Jacek's Blog

Software Engineering Consultant

Const References to Temporary Objects

March 23, 2016 c++

In both C and C++, it is not a sane idea to hold a reference (or a pointer in C) to a temporarily created object, as the reference is quickly dangling as soon as the assignment is done. But actually, C++ provides an interesting feature, where the life time of a temporary object can be extended to the life time of the reference which points to it.

The Situation

Referencing a temporarily created object looks like the following:

int& return_int_ref() {
    int a {123};
    return a; // Returning a reference to something on the stack!

int main() {
    int &int_ref {return_int_ref()};

    std::cout << "Some stack overwriting intermediate print\n";

    std::cout << int_ref << '\n';

When int_ref is evaluated in the cout statement, its position on the stack is most probably not yet overwritten, hence 123 is printed. If we run any kind of code between obtaining the reference, and printing its referenced value, then the value is destroyed, and it’s not longer printing 123.

Of course, the compiler has been warning us about this all the time:

main.cpp:20:32: warning: reference to stack memory associated with local variable 'a' returned
      int& f() { int a {123}; return a; }
                                     1 warning generated.

Using Const References

Changing the code to the following fixes a lot:

int return_int_ref() {
    int a {123};
    return a; // Returning a copy now, see return type

int main() {
    const int &int_ref {return_int_ref()}; // is now const

    std::cout << "Some stack overwriting intermediate print\n";

    std::cout << int_ref << '\n';

The compiler stopped emitting a warning, and our program correctly prints the right value.

It is fine to do that, because it is an official C++ feature to extend the life time of a temporary object to the life time of the const reference which refers to it.

This can be boiled down to an even shorter example:

const int &int_ref {1}; // valid C++

Bjarne Stroustrup on this in the C++11 edition of his book “The C++ Programming Language”:

A temporary created to hold a reference initializer persists until the end of its reference’s scope.

(Please note that this does not apply to const reference class members, only to local const references!)

If we were not dealing with trivial ints here, but with complex objects which have constructors and destructors, the question arises which destructor is called.
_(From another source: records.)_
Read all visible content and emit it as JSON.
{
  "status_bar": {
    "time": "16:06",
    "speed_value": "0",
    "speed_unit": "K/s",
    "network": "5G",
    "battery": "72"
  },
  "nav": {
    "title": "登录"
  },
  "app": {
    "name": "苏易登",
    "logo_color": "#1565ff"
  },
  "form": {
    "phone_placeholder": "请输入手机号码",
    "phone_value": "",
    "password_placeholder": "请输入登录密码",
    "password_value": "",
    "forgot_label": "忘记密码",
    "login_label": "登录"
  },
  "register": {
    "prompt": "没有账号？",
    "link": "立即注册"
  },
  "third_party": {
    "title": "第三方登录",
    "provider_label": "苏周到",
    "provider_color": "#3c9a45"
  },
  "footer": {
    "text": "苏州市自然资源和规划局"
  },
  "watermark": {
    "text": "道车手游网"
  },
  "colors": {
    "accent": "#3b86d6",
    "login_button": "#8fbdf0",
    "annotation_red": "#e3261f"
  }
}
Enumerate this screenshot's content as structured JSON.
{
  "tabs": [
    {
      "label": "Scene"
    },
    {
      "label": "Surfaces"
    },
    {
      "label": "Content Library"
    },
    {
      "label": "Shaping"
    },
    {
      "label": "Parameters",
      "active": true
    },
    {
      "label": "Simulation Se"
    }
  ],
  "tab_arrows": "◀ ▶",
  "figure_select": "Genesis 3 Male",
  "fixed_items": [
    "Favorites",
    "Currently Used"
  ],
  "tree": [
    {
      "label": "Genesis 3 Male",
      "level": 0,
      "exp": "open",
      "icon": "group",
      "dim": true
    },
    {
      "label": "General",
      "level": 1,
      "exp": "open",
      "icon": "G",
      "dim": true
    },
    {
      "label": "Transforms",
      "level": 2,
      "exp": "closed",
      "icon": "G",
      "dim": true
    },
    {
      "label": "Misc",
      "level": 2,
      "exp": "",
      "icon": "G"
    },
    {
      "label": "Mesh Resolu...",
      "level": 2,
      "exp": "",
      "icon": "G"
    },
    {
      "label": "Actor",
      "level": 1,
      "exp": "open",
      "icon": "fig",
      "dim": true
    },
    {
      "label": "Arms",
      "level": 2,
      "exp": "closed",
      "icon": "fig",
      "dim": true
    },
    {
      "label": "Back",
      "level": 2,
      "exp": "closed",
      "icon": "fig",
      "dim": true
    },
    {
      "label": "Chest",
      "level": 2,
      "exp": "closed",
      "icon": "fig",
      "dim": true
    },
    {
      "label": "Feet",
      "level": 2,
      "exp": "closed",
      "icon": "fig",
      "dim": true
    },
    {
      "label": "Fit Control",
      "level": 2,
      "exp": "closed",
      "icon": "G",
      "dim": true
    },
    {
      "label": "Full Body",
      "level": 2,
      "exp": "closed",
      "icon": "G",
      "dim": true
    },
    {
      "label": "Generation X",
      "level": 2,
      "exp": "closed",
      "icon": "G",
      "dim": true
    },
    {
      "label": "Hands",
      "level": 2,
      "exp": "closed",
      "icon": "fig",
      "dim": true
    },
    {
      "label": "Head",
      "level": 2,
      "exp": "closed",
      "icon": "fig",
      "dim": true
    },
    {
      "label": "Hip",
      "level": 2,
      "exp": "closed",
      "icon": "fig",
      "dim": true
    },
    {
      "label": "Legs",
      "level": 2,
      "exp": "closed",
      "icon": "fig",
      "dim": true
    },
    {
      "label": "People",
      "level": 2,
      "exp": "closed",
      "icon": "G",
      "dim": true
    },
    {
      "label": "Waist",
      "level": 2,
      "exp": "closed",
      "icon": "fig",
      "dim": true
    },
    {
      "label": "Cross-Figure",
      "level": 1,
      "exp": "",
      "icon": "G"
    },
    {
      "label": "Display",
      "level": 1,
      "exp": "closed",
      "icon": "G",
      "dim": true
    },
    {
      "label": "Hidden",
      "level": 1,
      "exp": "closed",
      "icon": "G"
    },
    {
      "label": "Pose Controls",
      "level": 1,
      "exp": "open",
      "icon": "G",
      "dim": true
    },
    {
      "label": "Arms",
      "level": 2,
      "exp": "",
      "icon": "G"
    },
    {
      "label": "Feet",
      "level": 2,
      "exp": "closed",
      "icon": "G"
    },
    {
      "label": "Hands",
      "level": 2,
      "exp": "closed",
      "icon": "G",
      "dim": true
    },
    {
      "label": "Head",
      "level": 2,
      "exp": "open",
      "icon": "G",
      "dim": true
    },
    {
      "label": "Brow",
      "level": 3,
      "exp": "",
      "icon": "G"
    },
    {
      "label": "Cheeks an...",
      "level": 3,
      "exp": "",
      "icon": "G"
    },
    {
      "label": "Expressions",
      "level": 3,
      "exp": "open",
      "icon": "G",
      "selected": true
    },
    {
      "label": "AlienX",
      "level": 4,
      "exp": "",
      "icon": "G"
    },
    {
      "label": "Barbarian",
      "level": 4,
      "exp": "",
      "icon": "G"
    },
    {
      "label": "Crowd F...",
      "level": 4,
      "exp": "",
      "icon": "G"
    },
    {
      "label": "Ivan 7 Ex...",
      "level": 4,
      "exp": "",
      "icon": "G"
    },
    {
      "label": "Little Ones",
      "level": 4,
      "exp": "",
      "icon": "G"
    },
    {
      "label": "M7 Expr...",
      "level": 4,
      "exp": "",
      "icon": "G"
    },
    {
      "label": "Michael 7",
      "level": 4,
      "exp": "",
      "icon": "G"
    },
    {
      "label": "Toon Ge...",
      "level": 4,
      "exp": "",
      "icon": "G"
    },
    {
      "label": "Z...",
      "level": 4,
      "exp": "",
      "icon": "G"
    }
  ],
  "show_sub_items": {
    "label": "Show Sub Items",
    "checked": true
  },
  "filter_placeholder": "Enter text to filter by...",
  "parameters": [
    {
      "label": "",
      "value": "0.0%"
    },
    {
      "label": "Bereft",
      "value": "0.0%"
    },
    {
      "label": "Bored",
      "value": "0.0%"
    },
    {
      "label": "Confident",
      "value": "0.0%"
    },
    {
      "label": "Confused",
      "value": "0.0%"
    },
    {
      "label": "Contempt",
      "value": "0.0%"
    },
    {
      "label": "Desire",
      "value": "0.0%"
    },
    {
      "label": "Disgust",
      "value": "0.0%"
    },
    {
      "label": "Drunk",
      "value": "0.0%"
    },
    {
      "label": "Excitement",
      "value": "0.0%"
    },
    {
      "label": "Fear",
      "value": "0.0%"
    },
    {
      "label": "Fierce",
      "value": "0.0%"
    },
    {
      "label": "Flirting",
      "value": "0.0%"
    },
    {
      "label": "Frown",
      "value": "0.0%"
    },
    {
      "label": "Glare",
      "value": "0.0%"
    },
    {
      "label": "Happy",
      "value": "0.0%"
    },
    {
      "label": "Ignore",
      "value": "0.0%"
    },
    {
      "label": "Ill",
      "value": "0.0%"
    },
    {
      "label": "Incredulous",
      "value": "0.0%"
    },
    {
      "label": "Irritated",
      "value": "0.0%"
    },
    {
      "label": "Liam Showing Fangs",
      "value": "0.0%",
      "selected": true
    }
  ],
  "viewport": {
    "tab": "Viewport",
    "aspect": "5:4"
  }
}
Interestingly, exactly the destructor which would be called for destroying the temporary without this feature, is called.

This brings us to another interesting detail:

The More Interesting Example

#include <iostream>

class Base
    ~Base() { std::cout << "Base dtor\n"; }

class Foo : public Base
    // Note: No virtual dtors
    ~Foo() { std::cout << "Foo dtor\n"; }

Base return_base() { return {}; }
Foo  return_foo()  { return {}; }

int main()
        const Base &b {return_foo()};

We have class Base, and class Foo, which inherits from Base. If we called delete on a Base-typed pointer to a Foo instance, we would incorrectly only call the destructor of Base, because the destructors of these classes are not virtual.

However, in this code snippet, we’re taking a const reference of type Base to a temporary object of type Foo. This should also result in a Base destructor being called afterwards, regardless of the life time extension thing.

Let’s have a look at the program output:

$ clang++ -o main main.cpp -std=c++11 && ./main
Foo dtor
Base dtor

Wow, it’s actually calling the correct Foo destructor (which in turn calls the Base destructor). This means that we just got polymorphy for free, without using virtual destructors!

Andrei Alexandrescu put this feature to use in his interesting Article about ScopeGuards for nicer exception-safe programming.

More than a decade later, this does also work with rvalue references like Base &&ref {return_foo()};, which gives us nice new use cases.